PROBLEM REQUIREMENTS = Write out the following listing in full, exactly as it reads.

· · · ·

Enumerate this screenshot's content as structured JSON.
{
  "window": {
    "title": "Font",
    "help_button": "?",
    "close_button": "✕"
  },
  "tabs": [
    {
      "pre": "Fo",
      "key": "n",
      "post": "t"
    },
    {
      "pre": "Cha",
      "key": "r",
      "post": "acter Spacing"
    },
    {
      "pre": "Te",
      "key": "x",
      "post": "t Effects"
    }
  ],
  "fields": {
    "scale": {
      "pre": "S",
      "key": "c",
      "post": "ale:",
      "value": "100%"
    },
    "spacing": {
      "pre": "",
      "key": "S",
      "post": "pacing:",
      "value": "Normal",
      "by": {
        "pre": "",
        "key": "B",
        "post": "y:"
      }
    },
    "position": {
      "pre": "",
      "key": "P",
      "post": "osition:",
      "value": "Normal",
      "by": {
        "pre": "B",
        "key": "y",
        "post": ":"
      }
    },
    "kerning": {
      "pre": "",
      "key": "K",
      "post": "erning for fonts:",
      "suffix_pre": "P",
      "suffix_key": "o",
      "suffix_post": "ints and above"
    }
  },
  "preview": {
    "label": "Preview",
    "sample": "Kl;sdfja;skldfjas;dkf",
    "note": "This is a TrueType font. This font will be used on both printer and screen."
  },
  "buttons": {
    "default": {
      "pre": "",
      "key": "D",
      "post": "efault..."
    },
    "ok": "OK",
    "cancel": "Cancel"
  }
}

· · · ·

SOLUTION TO THIS TASK =
Enumerate this screenshot's content as structured JSON.
{
  "window": {
    "title": "Font",
    "help_button": "?",
    "close_button": "✕"
  },
  "tabs": [
    {
      "pre": "Fo",
      "key": "n",
      "post": "t"
    },
    {
      "pre": "Cha",
      "key": "r",
      "post": "acter Spacing"
    },
    {
      "pre": "Te",
      "key": "x",
      "post": "t Effects"
    }
  ],
  "fields": {
    "scale": {
      "pre": "S",
      "key": "c",
      "post": "ale:",
      "value": "100%"
    },
    "spacing": {
      "pre": "",
      "key": "S",
      "post": "pacing:",
      "value": "Normal",
      "by": {
        "pre": "",
        "key": "B",
        "post": "y:"
      }
    },
    "position": {
      "pre": "",
      "key": "P",
      "post": "osition:",
      "value": "Normal",
      "by": {
        "pre": "B",
        "key": "y",
        "post": ":"
      }
    },
    "kerning": {
      "pre": "",
      "key": "K",
      "post": "erning for fonts:",
      "suffix_pre": "P",
      "suffix_key": "o",
      "suffix_post": "ints and above"
    }
  },
  "preview": {
    "label": "Preview",
    "sample": "Kl;sdfja;skldfjas;dkf",
    "note": "This is a TrueType font. This font will be used on both printer and screen."
  },
  "buttons": {
    "default": {
      "pre": "",
      "key": "D",
      "post": "efault..."
    },
    "ok": "OK",
    "cancel": "Cancel"
  }
}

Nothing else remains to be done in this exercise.